--- WORK TO COMPLETE ---
Copy out the listing below, keeping every character as is.

+ + + + +

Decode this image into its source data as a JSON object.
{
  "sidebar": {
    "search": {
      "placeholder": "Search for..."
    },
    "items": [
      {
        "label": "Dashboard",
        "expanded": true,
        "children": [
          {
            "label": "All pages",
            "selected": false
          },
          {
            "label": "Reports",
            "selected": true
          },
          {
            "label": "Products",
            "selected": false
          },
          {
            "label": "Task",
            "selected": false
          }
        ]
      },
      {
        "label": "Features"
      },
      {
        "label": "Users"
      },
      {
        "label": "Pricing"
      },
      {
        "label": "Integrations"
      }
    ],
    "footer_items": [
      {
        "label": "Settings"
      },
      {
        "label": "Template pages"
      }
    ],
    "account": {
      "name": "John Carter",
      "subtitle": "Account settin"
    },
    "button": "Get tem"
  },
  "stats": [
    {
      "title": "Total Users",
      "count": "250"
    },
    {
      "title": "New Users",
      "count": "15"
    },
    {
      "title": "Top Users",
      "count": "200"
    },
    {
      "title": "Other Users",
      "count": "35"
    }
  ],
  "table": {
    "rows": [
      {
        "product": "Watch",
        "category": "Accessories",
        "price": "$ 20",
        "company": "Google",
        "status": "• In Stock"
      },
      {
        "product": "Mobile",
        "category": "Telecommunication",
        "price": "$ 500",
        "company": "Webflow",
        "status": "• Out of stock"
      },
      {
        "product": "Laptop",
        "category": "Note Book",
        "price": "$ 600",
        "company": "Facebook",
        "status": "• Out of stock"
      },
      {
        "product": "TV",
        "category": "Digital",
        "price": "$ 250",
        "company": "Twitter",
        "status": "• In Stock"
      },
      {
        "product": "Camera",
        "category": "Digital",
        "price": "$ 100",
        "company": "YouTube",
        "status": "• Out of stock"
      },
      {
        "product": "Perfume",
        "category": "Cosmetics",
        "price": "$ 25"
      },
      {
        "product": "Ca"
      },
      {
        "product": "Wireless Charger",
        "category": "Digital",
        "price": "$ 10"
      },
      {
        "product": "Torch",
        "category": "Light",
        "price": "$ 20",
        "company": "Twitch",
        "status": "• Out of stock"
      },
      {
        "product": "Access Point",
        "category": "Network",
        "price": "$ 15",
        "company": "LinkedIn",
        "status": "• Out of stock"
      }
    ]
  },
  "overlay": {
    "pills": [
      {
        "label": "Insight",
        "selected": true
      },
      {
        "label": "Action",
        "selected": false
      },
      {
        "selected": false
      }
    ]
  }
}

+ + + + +

--- ANSWER SECTION ---
Decode this image into its source data as a JSON object.
{
  "sidebar": {
    "search": {
      "placeholder": "Search for..."
    },
    "items": [
      {
        "label": "Dashboard",
        "expanded": true,
        "children": [
          {
            "label": "All pages",
            "selected": false
          },
          {
            "label": "Reports",
            "selected": true
          },
          {
            "label": "Products",
            "selected": false
          },
          {
            "label": "Task",
            "selected": false
          }
        ]
      },
      {
        "label": "Features"
      },
      {
        "label": "Users"
      },
      {
        "label": "Pricing"
      },
      {
        "label": "Integrations"
      }
    ],
    "footer_items": [
      {
        "label": "Settings"
      },
      {
        "label": "Template pages"
      }
    ],
    "account": {
      "name": "John Carter",
      "subtitle": "Account settin"
    },
    "button": "Get tem"
  },
  "stats": [
    {
      "title": "Total Users",
      "count": "250"
    },
    {
      "title": "New Users",
      "count": "15"
    },
    {
      "title": "Top Users",
      "count": "200"
    },
    {
      "title": "Other Users",
      "count": "35"
    }
  ],
  "table": {
    "rows": [
      {
        "product": "Watch",
        "category": "Accessories",
        "price": "$ 20",
        "company": "Google",
        "status": "• In Stock"
      },
      {
        "product": "Mobile",
        "category": "Telecommunication",
        "price": "$ 500",
        "company": "Webflow",
        "status": "• Out of stock"
      },
      {
        "product": "Laptop",
        "category": "Note Book",
        "price": "$ 600",
        "company": "Facebook",
        "status": "• Out of stock"
      },
      {
        "product": "TV",
        "category": "Digital",
        "price": "$ 250",
        "company": "Twitter",
        "status": "• In Stock"
      },
      {
        "product": "Camera",
        "category": "Digital",
        "price": "$ 100",
        "company": "YouTube",
        "status": "• Out of stock"
      },
      {
        "product": "Perfume",
        "category": "Cosmetics",
        "price": "$ 25"
      },
      {
        "product": "Ca"
      },
      {
        "product": "Wireless Charger",
        "category": "Digital",
        "price": "$ 10"
      },
      {
        "product": "Torch",
        "category": "Light",
        "price": "$ 20",
        "company": "Twitch",
        "status": "• Out of stock"
      },
      {
        "product": "Access Point",
        "category": "Network",
        "price": "$ 15",
        "company": "LinkedIn",
        "status": "• Out of stock"
      }
    ]
  },
  "overlay": {
    "pills": [
      {
        "label": "Insight",
        "selected": true
      },
      {
        "label": "Action",
        "selected": false
      },
      {
        "selected": false
      }
    ]
  }
}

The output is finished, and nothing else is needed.